Page and application data records:

● ● ●

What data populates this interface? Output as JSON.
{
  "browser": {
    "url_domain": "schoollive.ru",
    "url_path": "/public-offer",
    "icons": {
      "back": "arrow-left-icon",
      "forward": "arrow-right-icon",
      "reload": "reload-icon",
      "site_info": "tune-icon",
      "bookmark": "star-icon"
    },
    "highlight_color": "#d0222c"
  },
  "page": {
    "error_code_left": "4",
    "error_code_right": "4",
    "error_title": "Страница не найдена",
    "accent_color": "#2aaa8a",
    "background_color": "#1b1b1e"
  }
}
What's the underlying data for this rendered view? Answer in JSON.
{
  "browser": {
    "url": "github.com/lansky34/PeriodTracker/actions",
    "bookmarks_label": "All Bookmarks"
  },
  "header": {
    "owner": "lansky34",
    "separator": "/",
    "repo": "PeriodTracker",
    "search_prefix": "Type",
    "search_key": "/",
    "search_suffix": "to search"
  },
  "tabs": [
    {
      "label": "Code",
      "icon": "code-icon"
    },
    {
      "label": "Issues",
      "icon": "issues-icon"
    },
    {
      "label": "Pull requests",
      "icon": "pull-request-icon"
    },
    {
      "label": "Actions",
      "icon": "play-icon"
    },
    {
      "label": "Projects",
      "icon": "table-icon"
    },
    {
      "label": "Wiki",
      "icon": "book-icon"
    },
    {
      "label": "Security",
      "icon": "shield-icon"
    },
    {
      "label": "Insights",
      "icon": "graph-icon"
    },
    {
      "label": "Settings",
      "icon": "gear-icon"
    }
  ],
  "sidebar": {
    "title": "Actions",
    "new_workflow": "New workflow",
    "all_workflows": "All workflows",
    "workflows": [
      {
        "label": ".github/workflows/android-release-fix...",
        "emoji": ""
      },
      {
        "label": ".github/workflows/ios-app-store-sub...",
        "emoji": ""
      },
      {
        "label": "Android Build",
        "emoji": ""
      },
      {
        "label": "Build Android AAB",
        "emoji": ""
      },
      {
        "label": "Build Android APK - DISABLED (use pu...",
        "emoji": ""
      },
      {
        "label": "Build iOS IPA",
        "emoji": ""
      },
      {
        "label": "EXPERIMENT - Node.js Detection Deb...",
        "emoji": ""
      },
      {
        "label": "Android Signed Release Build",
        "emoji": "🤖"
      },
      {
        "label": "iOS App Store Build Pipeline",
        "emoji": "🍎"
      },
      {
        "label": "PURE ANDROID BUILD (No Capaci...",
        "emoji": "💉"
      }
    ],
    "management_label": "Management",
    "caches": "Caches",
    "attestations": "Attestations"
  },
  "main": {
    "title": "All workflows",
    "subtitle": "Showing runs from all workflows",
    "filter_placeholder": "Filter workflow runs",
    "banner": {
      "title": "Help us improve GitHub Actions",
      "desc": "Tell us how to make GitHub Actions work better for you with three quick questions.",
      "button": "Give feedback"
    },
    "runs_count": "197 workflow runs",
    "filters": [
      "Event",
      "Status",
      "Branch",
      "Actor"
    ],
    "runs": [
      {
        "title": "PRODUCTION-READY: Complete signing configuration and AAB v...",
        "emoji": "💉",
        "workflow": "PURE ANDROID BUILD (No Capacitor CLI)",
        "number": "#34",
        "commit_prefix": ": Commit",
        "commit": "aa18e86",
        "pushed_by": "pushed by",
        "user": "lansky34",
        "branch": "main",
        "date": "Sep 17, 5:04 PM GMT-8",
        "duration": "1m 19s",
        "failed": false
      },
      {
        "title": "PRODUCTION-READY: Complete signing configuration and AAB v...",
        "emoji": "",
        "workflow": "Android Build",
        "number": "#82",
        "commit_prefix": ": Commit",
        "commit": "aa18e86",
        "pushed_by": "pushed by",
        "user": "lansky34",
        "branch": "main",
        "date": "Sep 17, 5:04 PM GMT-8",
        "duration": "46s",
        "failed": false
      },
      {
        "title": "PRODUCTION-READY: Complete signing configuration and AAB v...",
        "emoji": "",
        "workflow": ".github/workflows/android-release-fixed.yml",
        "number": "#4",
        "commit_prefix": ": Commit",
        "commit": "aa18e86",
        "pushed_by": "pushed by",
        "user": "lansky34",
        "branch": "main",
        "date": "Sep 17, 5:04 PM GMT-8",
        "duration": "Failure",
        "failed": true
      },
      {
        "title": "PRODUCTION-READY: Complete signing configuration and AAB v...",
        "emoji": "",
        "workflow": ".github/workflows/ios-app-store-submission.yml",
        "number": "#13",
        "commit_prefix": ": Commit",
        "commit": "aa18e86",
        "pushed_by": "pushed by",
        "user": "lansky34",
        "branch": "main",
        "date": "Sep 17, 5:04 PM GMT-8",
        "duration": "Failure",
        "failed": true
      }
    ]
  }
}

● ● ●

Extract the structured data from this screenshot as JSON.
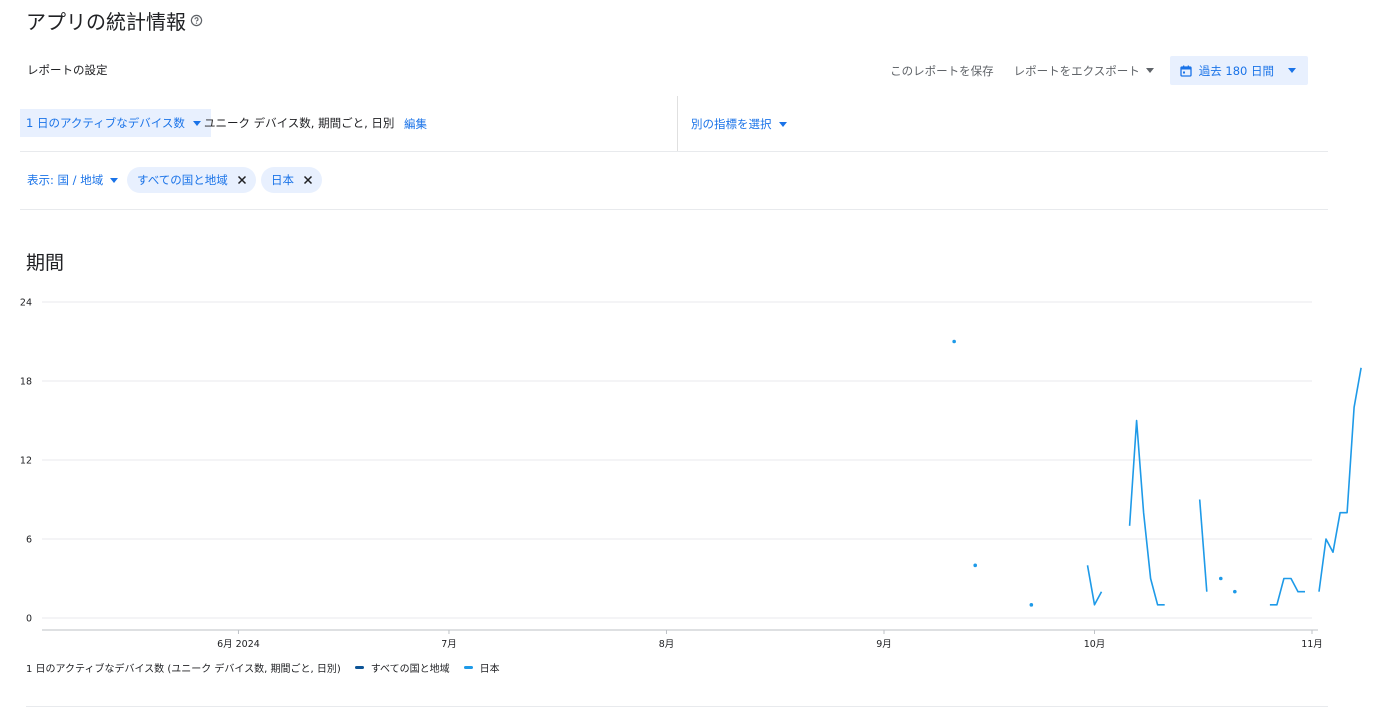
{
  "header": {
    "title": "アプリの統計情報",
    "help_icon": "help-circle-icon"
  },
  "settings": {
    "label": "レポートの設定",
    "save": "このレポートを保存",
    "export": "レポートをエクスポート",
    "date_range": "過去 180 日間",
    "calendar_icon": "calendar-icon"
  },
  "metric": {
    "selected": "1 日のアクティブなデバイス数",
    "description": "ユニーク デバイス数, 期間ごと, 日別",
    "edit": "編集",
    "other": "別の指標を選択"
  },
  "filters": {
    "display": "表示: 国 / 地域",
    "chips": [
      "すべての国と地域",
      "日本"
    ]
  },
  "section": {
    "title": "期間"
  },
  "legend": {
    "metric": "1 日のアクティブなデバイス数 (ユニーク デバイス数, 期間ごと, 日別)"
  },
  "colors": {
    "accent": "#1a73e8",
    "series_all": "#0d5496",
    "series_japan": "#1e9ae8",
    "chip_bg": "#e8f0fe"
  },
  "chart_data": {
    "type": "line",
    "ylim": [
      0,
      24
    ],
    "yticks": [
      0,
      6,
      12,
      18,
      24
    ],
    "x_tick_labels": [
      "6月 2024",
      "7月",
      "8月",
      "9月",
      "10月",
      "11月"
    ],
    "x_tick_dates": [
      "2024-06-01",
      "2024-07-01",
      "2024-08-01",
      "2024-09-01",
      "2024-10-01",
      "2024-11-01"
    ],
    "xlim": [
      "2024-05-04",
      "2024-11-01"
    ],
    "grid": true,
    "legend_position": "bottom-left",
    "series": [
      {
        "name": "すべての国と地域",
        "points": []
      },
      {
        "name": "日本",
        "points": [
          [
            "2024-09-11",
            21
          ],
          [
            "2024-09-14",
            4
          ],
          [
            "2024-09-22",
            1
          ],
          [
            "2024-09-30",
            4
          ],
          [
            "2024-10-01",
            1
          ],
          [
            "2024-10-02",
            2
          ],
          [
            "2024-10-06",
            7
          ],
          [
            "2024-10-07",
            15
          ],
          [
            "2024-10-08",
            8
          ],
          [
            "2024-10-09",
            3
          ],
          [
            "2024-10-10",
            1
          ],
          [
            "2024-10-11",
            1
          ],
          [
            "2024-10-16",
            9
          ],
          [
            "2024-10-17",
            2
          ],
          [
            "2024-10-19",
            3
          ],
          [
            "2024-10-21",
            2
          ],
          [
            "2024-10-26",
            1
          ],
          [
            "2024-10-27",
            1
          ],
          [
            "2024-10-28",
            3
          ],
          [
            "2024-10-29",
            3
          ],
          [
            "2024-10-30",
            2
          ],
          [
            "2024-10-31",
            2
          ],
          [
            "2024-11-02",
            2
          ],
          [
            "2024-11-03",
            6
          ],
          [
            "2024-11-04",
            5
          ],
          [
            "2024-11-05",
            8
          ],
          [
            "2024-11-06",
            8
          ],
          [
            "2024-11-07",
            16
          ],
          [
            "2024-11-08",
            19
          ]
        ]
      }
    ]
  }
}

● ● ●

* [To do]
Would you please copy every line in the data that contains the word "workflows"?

* [Final answer]
    "all_workflows": "All workflows",
    "workflows": [
        "label": ".github/workflows/android-release-fix...",
        "label": ".github/workflows/ios-app-store-sub...",
    "title": "All workflows",
    "subtitle": "Showing runs from all workflows",
        "workflow": ".github/workflows/android-release-fixed.yml",
        "workflow": ".github/workflows/ios-app-store-submission.yml",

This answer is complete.